Work item. Line count for "JSON": give the number of lines in the records below that hold it, and nothing else.

Entries supplied.
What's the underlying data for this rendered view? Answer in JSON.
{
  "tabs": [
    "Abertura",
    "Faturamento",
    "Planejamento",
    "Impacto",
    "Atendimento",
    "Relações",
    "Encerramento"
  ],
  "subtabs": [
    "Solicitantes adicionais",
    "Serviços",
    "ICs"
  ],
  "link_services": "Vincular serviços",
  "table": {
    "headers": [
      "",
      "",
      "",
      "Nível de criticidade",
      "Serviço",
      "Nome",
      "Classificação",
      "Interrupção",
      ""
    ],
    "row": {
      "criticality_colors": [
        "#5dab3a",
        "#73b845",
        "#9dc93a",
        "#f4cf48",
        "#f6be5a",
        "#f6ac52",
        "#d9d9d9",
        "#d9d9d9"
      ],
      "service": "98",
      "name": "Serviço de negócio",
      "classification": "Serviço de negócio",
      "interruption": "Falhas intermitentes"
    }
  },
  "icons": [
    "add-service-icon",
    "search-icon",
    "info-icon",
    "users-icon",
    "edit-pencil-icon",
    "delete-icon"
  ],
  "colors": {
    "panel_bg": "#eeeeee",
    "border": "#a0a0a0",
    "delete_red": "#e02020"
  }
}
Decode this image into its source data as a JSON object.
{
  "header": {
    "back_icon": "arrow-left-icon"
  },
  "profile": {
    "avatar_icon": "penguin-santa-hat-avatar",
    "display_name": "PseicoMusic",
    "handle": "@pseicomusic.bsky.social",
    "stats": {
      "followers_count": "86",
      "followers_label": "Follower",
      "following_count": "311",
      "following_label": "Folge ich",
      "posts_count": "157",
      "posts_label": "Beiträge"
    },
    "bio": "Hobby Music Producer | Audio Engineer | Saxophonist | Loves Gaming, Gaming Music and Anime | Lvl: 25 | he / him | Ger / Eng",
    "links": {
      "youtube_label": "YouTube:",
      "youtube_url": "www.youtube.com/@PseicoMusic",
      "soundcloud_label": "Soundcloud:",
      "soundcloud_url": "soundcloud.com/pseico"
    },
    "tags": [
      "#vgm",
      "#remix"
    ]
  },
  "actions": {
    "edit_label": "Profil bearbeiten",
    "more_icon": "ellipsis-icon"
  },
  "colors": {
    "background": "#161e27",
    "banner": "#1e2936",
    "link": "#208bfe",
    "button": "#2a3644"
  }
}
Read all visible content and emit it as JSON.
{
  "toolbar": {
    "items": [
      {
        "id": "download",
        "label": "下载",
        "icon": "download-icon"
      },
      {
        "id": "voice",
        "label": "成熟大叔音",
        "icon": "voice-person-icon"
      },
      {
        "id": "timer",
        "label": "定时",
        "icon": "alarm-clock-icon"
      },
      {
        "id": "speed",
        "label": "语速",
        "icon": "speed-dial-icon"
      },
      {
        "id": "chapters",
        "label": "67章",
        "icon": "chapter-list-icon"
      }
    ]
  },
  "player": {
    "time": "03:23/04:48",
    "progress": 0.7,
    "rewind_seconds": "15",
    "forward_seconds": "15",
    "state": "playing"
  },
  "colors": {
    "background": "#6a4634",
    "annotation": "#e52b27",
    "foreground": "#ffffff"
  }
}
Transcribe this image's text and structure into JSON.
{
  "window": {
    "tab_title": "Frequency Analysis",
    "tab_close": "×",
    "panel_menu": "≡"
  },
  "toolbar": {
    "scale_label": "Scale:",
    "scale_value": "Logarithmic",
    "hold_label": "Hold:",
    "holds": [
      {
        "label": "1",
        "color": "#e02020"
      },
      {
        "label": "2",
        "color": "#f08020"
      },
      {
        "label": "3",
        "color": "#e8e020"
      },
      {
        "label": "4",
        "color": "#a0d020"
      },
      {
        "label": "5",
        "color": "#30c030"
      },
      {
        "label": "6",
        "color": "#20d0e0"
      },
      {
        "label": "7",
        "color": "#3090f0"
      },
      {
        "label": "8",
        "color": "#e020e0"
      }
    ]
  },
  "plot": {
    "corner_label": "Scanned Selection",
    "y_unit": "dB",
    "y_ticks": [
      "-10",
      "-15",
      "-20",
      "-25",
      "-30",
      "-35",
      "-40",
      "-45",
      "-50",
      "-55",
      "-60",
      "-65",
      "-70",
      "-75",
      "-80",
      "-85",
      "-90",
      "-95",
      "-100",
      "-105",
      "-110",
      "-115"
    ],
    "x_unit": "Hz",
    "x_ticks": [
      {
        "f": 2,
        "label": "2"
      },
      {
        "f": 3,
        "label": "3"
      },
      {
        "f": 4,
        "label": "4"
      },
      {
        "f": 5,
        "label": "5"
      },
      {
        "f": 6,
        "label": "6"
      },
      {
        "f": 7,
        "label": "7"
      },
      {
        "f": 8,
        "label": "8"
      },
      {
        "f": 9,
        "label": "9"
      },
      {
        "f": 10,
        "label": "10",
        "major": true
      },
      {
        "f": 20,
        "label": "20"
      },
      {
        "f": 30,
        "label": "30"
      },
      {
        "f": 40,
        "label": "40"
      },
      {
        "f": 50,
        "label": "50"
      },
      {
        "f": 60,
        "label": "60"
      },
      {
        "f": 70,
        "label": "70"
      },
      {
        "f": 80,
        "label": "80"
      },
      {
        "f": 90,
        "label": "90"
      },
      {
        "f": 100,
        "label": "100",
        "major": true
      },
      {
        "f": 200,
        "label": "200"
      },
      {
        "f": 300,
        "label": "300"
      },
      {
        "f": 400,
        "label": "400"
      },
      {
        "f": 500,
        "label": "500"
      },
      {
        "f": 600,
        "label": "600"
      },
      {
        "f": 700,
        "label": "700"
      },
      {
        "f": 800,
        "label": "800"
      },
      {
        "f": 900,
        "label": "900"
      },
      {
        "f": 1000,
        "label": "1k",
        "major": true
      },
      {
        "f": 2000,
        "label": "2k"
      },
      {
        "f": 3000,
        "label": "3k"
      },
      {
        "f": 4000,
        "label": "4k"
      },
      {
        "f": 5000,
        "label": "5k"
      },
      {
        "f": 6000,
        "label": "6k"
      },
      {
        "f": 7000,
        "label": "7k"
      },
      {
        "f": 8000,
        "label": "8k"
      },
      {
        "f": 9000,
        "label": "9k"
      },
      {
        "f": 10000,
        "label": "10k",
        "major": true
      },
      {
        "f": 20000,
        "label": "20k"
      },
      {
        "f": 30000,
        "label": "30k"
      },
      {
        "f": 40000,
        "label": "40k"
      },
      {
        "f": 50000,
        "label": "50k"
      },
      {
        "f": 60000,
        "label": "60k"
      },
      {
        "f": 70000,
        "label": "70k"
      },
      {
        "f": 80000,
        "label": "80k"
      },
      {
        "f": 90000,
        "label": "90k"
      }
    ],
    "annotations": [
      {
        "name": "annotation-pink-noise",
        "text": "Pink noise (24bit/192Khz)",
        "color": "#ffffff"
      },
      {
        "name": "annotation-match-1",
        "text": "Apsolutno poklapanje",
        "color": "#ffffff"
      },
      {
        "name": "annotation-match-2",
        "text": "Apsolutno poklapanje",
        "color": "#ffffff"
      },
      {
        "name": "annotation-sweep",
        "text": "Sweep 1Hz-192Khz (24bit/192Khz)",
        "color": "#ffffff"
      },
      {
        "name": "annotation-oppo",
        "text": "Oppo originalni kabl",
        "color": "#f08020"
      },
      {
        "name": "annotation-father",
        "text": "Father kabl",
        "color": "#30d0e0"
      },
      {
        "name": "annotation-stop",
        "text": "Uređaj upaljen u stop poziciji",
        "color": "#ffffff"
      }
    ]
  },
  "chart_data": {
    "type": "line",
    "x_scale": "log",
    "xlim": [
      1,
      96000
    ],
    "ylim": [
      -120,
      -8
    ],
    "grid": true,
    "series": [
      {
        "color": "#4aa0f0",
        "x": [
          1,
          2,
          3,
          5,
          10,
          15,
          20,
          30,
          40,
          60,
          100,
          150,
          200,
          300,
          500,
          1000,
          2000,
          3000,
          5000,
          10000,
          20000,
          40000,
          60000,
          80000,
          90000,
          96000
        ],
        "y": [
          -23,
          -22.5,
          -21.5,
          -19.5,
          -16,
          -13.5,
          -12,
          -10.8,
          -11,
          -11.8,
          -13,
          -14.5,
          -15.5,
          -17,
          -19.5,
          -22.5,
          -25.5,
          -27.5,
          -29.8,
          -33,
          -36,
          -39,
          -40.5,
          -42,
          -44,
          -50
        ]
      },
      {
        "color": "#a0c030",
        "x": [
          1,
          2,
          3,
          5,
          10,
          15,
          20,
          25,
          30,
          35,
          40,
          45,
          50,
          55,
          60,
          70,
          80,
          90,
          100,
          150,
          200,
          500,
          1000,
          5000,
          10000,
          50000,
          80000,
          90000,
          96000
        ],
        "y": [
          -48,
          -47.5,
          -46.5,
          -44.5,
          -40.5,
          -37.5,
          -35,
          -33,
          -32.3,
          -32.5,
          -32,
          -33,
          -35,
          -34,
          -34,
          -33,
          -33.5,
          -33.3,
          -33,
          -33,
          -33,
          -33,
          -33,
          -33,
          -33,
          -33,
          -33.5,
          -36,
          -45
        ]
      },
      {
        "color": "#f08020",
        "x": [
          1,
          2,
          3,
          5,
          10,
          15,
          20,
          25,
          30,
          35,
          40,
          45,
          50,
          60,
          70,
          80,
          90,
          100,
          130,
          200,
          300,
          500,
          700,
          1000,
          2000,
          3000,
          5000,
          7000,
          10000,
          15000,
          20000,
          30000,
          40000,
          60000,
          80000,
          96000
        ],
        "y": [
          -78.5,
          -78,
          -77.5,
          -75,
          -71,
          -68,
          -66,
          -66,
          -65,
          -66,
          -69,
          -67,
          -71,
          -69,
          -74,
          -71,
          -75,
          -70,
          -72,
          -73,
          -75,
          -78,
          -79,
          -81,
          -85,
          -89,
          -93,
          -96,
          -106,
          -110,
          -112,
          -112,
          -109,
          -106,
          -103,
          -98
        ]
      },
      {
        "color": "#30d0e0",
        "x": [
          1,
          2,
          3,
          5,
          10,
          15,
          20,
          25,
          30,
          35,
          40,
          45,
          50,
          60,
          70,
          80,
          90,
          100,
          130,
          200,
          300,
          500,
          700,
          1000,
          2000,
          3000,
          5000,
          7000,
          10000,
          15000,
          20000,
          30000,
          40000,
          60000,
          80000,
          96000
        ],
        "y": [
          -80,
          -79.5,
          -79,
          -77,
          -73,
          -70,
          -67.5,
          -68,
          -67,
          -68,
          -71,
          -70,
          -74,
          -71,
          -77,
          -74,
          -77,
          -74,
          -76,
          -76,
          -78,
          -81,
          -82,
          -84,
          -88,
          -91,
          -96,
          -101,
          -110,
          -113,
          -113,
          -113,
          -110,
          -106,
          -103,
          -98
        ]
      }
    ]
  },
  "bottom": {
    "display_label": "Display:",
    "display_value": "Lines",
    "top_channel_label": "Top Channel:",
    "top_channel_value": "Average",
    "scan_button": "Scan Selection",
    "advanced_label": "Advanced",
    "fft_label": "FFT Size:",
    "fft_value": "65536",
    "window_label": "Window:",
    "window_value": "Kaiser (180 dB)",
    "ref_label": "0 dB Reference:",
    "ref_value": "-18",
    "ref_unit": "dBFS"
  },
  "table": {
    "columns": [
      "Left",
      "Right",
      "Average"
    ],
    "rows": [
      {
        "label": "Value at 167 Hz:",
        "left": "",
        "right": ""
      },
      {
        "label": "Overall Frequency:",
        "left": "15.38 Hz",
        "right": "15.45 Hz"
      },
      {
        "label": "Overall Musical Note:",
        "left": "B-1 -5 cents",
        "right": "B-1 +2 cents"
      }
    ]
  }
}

Answer to this problem. 4